Just finished reading The Ultimate Frankenstein, edited by Byron Priess for ibooks. It's filled with works from established authors such as Brian Aldiss, Charles de Lint, F. Paul Wilson, with a foreword by Isaac Asimov. As the title gives away, all of the short stories dealt with the concept of bringing life back to the stitched-up dead.
Some of the stories dealt with Mary Shelley's monster himself, while others used Dr. Frankenstein's mad science and ran with it. The results are, as one would expect form such a brilliant pool of writers, imaginative, evocative, and sometimes fun.
Some of my favorite stories in the series are:
Fortitude - Kurt Vonnegut, Jr.
A teleplay about a futuristic mad scientist and the elderly lady monster he keeps alive in his lab.
Monsters of the Midway – Mike Resnick
Mad science meets football meets sports rules meets Stephen Hawking's brain. I had lots of fun with this one.
Chui Chai – S.P. Somtow
Erotic and tragic, this story of an American yuppie and the Thai prostitute he falls in love in hearkens back to the dark, messed-up, AIDS-scared early 90's. This is my favorite story in the anthology. But then, Somtow is one of my favorite writers.
I, Monster – Loren D. Estleman

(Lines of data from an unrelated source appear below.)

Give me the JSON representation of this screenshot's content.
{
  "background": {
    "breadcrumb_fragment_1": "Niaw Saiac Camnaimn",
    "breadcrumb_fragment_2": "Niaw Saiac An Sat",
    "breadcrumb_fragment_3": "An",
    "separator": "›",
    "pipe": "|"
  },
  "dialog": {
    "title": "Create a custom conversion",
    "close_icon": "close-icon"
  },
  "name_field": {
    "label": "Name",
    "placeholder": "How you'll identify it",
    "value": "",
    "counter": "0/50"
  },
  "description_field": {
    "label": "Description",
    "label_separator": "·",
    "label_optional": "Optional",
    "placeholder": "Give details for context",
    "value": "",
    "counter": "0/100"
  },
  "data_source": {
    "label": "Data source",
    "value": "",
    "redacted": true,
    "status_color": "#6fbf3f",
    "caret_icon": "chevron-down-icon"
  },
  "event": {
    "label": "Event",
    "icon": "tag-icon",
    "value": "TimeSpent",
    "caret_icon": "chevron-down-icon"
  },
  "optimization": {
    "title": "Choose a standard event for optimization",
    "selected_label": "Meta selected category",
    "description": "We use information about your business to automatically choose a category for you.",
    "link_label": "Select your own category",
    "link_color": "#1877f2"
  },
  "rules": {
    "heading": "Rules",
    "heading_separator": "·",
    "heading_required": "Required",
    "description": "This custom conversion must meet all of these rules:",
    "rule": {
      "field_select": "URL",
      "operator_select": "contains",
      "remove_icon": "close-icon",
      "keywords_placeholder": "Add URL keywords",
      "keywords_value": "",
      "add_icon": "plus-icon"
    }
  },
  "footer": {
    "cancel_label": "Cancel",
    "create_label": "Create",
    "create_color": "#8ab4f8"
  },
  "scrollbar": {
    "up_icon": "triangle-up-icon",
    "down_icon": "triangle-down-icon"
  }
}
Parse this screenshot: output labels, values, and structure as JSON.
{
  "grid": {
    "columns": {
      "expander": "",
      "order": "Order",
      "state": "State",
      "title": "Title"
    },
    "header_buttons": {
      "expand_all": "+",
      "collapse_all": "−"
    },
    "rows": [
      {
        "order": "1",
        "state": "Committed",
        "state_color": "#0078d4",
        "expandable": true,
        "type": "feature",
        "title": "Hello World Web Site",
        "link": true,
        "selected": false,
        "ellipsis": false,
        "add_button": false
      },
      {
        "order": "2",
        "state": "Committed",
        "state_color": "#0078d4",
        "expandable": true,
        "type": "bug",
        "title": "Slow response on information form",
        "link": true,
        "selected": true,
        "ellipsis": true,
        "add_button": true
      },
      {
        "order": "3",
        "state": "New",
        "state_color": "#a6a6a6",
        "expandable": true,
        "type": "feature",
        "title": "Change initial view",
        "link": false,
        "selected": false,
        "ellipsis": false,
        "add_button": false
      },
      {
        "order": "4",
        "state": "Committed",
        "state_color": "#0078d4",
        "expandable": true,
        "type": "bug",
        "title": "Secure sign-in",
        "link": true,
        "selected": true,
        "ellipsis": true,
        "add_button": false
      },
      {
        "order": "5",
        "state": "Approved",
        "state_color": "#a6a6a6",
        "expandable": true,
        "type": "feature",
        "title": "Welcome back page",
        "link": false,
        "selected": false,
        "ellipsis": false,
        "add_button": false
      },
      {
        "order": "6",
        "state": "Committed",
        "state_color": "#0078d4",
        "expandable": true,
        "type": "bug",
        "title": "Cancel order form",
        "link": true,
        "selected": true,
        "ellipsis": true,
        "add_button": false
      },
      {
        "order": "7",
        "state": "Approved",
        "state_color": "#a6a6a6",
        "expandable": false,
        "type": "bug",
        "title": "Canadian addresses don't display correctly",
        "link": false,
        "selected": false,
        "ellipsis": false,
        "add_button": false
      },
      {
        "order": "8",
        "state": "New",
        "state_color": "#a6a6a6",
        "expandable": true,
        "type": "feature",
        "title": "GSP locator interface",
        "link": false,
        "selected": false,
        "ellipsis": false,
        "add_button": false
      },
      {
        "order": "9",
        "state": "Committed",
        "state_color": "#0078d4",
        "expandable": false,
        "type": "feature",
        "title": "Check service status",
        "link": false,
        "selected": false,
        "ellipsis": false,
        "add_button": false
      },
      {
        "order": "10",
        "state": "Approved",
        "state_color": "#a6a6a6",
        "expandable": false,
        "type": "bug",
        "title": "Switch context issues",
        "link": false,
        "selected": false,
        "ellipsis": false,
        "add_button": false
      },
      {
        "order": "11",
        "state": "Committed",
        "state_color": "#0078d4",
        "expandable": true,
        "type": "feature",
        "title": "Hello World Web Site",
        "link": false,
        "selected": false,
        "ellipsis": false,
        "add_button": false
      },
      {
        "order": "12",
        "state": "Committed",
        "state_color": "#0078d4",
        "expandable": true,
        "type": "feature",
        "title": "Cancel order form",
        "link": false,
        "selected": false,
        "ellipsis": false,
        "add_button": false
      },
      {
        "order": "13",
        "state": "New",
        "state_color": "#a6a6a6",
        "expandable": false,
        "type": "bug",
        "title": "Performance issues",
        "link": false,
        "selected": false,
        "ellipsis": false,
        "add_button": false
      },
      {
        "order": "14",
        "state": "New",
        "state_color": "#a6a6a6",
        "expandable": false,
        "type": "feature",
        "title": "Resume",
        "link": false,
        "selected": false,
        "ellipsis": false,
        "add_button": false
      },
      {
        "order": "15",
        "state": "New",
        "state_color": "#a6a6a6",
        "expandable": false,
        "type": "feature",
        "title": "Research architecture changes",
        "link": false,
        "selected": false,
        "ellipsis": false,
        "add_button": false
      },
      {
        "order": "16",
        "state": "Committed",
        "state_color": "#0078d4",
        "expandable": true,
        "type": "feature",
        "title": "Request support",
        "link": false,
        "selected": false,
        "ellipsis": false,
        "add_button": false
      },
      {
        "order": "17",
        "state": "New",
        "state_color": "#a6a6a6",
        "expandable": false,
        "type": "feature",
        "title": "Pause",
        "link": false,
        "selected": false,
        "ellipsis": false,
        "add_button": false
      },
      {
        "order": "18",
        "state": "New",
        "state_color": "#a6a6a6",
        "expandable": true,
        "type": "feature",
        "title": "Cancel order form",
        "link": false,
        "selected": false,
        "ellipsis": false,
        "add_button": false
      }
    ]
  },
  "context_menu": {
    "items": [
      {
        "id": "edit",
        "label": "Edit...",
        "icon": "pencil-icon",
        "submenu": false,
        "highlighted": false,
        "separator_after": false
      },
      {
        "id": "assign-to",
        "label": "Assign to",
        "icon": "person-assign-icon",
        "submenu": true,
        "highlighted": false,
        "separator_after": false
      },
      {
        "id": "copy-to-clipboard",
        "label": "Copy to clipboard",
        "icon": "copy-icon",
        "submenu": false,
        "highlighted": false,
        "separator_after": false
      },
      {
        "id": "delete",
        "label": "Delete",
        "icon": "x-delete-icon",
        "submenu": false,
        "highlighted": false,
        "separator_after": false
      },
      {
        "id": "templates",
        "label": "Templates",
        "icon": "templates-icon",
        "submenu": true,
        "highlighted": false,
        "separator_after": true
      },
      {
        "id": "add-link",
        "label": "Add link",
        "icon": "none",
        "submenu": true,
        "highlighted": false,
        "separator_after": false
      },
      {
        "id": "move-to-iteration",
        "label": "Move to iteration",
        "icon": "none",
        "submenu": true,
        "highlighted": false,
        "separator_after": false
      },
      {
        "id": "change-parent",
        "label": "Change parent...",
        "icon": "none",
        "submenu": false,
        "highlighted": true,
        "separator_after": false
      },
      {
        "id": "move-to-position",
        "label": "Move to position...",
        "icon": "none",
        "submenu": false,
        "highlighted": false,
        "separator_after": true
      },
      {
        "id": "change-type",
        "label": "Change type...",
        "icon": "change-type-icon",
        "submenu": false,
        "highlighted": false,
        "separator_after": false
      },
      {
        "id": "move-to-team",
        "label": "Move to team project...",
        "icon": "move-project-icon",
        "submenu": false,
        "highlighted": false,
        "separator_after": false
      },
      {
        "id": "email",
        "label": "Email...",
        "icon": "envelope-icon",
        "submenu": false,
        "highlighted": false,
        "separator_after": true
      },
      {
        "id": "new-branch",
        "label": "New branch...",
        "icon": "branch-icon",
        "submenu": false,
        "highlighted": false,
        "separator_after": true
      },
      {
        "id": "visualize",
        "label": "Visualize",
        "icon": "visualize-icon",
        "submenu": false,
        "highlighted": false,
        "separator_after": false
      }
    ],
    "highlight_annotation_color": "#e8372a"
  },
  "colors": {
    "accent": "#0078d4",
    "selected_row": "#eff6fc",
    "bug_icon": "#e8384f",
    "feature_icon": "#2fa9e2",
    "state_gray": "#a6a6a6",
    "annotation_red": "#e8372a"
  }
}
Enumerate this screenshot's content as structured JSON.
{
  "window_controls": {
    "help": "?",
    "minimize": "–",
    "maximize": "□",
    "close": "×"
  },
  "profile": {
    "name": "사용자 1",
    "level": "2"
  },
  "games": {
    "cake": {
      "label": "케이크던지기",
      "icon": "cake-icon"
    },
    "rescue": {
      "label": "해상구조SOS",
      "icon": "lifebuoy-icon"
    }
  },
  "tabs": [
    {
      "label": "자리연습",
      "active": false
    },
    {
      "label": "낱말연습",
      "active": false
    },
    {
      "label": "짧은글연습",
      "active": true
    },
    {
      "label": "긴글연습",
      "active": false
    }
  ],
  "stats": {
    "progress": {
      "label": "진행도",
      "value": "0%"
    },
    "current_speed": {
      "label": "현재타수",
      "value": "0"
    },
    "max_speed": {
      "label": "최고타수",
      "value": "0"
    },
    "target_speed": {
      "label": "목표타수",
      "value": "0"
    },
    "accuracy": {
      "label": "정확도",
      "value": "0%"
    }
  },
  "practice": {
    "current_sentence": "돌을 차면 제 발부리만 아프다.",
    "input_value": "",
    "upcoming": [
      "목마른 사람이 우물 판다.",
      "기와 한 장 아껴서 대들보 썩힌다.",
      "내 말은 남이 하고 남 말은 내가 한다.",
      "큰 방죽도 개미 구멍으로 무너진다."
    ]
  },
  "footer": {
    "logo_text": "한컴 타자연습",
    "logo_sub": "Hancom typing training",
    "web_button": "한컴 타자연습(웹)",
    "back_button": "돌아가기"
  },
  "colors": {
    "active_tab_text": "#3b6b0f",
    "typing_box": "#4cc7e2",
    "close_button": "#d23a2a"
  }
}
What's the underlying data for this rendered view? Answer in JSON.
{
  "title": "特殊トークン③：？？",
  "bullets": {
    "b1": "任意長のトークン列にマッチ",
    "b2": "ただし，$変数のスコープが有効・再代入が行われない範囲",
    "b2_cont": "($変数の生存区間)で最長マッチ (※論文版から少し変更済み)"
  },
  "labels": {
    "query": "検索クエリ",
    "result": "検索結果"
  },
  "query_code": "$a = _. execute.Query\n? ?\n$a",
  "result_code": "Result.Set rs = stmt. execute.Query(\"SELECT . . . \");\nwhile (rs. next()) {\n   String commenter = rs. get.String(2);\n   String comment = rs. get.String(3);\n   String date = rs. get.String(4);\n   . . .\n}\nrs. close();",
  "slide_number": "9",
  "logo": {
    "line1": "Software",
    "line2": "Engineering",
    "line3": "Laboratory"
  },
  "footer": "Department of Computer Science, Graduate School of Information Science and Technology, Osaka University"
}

What starts out as a conventional Frankenstein's-monster-gone-into-the-modern-world takes on a humorous, modern twist in the last two pages. The twit may seem too abrupt for others, but I was pretty tickled by it.
Last Call for the Sons of Shock – David J. Schow
I've always loved Schow's wordplay, and this story is no different. This tale guest stars Count Dracula, remade as a drug lord and the wolf man, who is currently enjoying a career n professional wrestling. Frankenstein's monster isn't left out of the cool job department, as he's become a bartender. This is the opposite of “I, Monster,” as it starts out fun but ends on a poignant note.
The Last Supper and a Falafel to Go – George Alec Effinger
Humorously written, this dark comedy had me saying “Kawawa naman!” the whole time. It's hard to be funny and affecting but Effinger manages just that in this story. “Last Supper” made me glad to live in a 3rd world country where documents can sometimes be not so important.